_Work request_
Copy the listing exactly. Omit nothing.

_Records for processing_

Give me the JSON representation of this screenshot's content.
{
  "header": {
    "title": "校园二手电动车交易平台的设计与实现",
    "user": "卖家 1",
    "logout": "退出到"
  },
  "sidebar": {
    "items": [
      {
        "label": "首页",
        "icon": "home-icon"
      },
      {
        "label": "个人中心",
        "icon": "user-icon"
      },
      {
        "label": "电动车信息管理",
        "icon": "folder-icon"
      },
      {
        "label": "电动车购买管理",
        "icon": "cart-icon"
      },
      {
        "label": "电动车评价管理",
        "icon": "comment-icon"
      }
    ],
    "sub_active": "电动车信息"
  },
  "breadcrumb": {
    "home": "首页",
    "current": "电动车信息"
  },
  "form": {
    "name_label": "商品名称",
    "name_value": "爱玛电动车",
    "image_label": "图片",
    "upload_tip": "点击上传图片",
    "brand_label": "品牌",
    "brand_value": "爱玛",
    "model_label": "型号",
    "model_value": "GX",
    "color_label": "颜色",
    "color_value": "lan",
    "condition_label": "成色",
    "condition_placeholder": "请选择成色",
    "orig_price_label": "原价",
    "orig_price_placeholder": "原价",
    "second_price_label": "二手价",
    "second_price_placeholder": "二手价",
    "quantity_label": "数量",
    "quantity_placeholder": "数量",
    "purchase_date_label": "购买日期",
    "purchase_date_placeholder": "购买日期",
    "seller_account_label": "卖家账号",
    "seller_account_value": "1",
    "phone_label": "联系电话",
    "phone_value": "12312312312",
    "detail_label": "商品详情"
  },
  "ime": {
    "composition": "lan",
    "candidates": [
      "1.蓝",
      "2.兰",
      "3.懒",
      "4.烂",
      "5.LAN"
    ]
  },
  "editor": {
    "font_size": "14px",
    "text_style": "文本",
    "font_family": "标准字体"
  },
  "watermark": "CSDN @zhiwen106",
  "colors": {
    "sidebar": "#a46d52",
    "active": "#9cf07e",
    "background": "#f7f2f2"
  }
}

_Completed task_
Give me the JSON representation of this screenshot's content.
{
  "header": {
    "title": "校园二手电动车交易平台的设计与实现",
    "user": "卖家 1",
    "logout": "退出到"
  },
  "sidebar": {
    "items": [
      {
        "label": "首页",
        "icon": "home-icon"
      },
      {
        "label": "个人中心",
        "icon": "user-icon"
      },
      {
        "label": "电动车信息管理",
        "icon": "folder-icon"
      },
      {
        "label": "电动车购买管理",
        "icon": "cart-icon"
      },
      {
        "label": "电动车评价管理",
        "icon": "comment-icon"
      }
    ],
    "sub_active": "电动车信息"
  },
  "breadcrumb": {
    "home": "首页",
    "current": "电动车信息"
  },
  "form": {
    "name_label": "商品名称",
    "name_value": "爱玛电动车",
    "image_label": "图片",
    "upload_tip": "点击上传图片",
    "brand_label": "品牌",
    "brand_value": "爱玛",
    "model_label": "型号",
    "model_value": "GX",
    "color_label": "颜色",
    "color_value": "lan",
    "condition_label": "成色",
    "condition_placeholder": "请选择成色",
    "orig_price_label": "原价",
    "orig_price_placeholder": "原价",
    "second_price_label": "二手价",
    "second_price_placeholder": "二手价",
    "quantity_label": "数量",
    "quantity_placeholder": "数量",
    "purchase_date_label": "购买日期",
    "purchase_date_placeholder": "购买日期",
    "seller_account_label": "卖家账号",
    "seller_account_value": "1",
    "phone_label": "联系电话",
    "phone_value": "12312312312",
    "detail_label": "商品详情"
  },
  "ime": {
    "composition": "lan",
    "candidates": [
      "1.蓝",
      "2.兰",
      "3.懒",
      "4.烂",
      "5.LAN"
    ]
  },
  "editor": {
    "font_size": "14px",
    "text_style": "文本",
    "font_family": "标准字体"
  },
  "watermark": "CSDN @zhiwen106",
  "colors": {
    "sidebar": "#a46d52",
    "active": "#9cf07e",
    "background": "#f7f2f2"
  }
}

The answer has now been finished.